-- Records supplied follows --

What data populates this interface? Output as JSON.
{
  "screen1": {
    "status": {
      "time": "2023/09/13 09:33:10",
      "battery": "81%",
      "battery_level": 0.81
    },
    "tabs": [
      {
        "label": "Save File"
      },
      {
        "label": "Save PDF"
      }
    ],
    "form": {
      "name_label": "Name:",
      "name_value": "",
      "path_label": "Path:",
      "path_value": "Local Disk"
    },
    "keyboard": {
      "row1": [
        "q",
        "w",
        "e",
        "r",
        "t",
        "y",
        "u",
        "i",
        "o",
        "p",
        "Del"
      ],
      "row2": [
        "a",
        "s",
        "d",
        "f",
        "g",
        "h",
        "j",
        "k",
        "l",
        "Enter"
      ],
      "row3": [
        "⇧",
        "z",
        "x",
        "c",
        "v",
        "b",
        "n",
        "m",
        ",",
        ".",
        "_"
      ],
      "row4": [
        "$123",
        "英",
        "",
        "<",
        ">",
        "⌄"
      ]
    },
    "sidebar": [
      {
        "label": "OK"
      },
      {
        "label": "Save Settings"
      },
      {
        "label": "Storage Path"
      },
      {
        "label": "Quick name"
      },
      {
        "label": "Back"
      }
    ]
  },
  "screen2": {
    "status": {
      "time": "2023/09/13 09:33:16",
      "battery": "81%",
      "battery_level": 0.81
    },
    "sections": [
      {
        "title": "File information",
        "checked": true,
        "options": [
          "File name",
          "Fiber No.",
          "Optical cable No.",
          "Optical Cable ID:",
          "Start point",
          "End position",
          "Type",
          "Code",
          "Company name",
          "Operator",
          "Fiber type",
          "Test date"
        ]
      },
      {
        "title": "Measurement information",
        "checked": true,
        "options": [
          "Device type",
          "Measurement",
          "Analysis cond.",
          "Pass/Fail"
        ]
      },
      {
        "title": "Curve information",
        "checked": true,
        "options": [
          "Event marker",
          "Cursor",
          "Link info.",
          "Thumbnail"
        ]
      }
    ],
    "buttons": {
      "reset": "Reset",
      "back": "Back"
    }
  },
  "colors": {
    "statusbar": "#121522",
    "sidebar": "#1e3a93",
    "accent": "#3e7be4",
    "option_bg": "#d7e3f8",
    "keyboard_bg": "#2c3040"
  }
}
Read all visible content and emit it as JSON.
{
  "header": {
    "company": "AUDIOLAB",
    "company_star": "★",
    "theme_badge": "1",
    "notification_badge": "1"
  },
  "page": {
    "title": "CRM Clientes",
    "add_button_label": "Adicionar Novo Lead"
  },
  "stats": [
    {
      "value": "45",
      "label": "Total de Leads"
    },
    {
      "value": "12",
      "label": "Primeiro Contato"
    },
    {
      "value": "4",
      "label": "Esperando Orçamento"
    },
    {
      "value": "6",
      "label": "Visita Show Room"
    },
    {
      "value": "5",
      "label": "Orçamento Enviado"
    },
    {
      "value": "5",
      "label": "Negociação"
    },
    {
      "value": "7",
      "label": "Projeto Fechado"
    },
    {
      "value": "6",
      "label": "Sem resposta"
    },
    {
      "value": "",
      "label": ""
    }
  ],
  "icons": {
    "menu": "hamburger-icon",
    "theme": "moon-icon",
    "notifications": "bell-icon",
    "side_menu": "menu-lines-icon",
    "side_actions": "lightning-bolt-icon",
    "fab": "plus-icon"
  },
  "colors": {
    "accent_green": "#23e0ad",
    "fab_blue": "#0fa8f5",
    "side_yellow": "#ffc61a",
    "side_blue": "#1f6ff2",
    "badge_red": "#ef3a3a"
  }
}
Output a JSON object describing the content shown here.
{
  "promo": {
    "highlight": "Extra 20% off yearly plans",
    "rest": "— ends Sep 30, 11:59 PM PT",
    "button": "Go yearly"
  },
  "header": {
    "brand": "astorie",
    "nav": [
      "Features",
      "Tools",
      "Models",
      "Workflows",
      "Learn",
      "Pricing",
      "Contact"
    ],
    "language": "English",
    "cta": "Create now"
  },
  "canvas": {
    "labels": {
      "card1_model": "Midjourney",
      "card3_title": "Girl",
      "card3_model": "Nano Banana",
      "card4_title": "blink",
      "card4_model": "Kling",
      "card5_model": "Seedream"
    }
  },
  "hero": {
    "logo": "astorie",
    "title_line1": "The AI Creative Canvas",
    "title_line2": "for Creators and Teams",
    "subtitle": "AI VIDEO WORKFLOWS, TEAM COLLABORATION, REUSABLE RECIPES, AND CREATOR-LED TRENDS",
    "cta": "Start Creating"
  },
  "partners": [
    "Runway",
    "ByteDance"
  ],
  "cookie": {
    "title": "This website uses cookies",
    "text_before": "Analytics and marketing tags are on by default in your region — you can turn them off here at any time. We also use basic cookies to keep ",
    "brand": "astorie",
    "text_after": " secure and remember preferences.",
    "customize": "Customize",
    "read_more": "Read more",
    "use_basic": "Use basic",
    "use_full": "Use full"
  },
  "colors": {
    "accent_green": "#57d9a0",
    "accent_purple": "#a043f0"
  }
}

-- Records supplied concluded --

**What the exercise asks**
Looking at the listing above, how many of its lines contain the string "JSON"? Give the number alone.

**Response to this exercise**
3